“Simulation medicine helps ensure Palmetto Health’s physicians and caregivers, as well as those throughout the Midlands region, are well prepared to provide the highest quality, safest care, and ultimately, the best patient experience,” said Palmetto Health CEO Charles Beaman.
The SimCOACH was made possible through a significant contribution made by an anonymous donor. CAE Healthcare and Bank of America also made donations.
Dr. Eric Brown, medical director of the Simulation Center, said Monday’s unveiling of the SimCOACH was the culmination of three years of work to bring this unique opportunity to Columbia. He recalled visualizing such an endeavor after driving by an 18-wheeler one day and thanked those who helped bring his vision to life.
“It’s all about collaboration … and community health,” he said.
The mobile unit will provide students, nurses, physicians, military medical personnel and community members with another option when they need to receive additional training. Instead of having to travel to the Simulation Center in Columbia or another location, the SimCOACH can come to them.
Once inside, two classrooms allow people the chance to learn about new techniques by performing them. Instructors can demonstrate a variety of concepts such as an emergency scenario where a patient needs a central line placed or the response in the aftermath of a disaster.
Dr. Caughman Taylor, interim dean of the USC School of Medicine and a professor of clinical pediatrics, pointed out that the mobile center gives medical personnel the chance to practice complicated procedures in a realistic environment without posing any threat to their patients.

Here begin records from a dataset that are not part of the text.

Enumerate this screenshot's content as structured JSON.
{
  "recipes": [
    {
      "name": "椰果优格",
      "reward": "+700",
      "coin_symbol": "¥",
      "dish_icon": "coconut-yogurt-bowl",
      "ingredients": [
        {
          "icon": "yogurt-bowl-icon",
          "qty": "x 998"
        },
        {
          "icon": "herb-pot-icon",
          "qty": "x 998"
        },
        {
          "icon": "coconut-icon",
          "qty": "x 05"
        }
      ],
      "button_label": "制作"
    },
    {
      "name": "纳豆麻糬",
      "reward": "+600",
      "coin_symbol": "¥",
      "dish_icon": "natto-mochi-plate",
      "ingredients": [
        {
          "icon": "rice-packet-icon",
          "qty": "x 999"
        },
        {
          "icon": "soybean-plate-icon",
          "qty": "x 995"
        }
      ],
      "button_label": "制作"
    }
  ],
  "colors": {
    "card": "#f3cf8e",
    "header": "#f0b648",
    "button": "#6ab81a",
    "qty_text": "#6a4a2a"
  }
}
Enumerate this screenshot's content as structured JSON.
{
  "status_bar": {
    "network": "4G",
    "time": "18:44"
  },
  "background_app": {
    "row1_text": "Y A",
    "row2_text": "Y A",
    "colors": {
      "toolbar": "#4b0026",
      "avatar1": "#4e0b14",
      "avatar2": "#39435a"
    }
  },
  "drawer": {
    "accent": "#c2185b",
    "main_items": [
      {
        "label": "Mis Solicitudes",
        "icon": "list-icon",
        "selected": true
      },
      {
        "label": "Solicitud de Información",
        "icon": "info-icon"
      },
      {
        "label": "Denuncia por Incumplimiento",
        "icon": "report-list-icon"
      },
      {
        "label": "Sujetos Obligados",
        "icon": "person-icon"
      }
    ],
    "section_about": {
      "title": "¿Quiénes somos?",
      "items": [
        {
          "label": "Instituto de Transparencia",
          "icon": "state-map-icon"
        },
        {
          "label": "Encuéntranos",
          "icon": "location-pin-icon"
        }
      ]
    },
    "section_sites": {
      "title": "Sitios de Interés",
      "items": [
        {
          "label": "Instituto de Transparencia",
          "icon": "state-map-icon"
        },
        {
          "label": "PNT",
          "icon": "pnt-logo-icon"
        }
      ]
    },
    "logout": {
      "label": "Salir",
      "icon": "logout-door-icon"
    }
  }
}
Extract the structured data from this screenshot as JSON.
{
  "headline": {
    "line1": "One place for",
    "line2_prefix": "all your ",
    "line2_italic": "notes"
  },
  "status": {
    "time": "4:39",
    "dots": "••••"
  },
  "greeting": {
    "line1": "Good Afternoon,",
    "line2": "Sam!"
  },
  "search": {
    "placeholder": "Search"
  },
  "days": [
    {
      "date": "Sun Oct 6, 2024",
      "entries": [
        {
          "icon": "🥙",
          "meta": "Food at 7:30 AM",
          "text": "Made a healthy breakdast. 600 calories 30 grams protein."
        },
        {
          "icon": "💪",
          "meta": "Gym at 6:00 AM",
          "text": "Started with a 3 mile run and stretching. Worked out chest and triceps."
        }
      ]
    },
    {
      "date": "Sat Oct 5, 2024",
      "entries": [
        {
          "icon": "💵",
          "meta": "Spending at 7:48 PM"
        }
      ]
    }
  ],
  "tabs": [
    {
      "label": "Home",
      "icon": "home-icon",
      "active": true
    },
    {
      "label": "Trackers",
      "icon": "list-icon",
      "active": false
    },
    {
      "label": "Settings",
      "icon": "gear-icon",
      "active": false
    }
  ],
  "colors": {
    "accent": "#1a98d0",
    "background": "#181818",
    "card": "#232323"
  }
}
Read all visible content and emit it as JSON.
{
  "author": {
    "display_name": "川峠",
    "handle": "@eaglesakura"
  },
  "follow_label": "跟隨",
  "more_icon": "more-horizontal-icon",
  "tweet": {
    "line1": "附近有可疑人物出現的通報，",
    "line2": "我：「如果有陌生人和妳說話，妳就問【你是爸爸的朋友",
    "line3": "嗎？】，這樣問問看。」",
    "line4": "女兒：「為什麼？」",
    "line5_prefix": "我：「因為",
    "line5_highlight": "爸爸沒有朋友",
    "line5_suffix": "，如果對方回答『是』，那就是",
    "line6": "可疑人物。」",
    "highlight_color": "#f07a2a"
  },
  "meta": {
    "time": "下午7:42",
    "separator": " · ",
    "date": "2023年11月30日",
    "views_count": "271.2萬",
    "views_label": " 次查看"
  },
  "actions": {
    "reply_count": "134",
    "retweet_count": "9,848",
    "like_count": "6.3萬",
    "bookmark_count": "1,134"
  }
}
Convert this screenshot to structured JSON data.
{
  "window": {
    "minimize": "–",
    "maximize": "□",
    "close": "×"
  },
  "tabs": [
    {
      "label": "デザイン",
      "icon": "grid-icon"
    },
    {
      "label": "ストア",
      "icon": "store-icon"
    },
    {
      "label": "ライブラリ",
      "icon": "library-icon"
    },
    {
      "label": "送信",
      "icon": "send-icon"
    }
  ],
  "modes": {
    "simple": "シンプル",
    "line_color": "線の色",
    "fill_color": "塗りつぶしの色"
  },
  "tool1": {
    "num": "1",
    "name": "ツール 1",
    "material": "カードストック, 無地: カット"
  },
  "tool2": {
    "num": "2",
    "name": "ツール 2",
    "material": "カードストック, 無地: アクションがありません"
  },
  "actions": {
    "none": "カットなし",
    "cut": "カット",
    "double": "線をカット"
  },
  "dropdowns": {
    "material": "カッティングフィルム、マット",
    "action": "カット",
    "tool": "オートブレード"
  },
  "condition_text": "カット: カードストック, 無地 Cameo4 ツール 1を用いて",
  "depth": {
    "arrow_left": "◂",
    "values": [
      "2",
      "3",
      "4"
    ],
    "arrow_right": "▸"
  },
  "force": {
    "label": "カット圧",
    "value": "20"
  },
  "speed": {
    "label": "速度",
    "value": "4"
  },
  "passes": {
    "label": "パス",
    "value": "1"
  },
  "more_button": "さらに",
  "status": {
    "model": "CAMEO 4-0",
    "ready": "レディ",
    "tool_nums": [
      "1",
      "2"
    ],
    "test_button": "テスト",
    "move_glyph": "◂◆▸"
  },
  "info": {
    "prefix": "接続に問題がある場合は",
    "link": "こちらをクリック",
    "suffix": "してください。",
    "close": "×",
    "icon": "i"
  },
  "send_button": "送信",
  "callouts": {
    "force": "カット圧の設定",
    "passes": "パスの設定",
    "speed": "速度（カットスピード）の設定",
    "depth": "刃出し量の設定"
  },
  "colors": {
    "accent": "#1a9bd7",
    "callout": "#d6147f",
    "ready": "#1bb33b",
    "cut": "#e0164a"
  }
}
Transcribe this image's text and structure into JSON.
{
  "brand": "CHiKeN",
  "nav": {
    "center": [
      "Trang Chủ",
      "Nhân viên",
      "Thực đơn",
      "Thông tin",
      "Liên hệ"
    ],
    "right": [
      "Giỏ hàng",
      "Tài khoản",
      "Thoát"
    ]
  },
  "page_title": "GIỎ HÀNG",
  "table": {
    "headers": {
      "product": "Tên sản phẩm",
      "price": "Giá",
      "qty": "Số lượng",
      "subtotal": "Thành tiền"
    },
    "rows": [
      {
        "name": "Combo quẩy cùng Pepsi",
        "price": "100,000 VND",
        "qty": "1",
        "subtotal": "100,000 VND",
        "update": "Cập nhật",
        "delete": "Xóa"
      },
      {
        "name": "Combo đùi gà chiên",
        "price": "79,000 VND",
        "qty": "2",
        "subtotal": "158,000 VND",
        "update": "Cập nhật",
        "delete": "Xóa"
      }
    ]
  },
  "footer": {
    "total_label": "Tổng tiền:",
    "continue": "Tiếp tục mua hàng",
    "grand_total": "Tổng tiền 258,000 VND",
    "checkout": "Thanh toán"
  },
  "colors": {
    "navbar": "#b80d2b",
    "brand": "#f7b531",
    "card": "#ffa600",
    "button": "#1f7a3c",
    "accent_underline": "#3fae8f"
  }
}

“I fully believe simulation medicine serves a critical role,” he said. “It’s an essential component of this generation’s medical training.”
“Participants will learn a lot about team dynamics, which is another important aspect,” Brown said.
The mobile center cost more than $1 million to purchase and outfit with the necessary tools and also will keep people up to date on the latest medical advancements and technology.
Palmetto Health employees and USC School of Medicine students will be the primary people using the SimCOACH. Brown said it will be taken to EMS stations, National Guard armories, clinics, neighboring hospitals and other facilities to serve nurses, paramedics and those who desire additional training.
When the Simulation Center is at full capacity, the SimCOACH will serve as an overflow classroom. Officials said this will reduce the number of people who have to be rescheduled for their session.
The Palmetto Health-USC School of Medicine Simulation Center has served thousands of people since the first class was held in 2008. It is one of 30 to receive accreditation from the Society for Simulation in Healthcare and provides comprehensive resources for health care providers and learners of all levels.
Contact the Palmetto Health Foundation at to learn more about supporting the SimCOACH.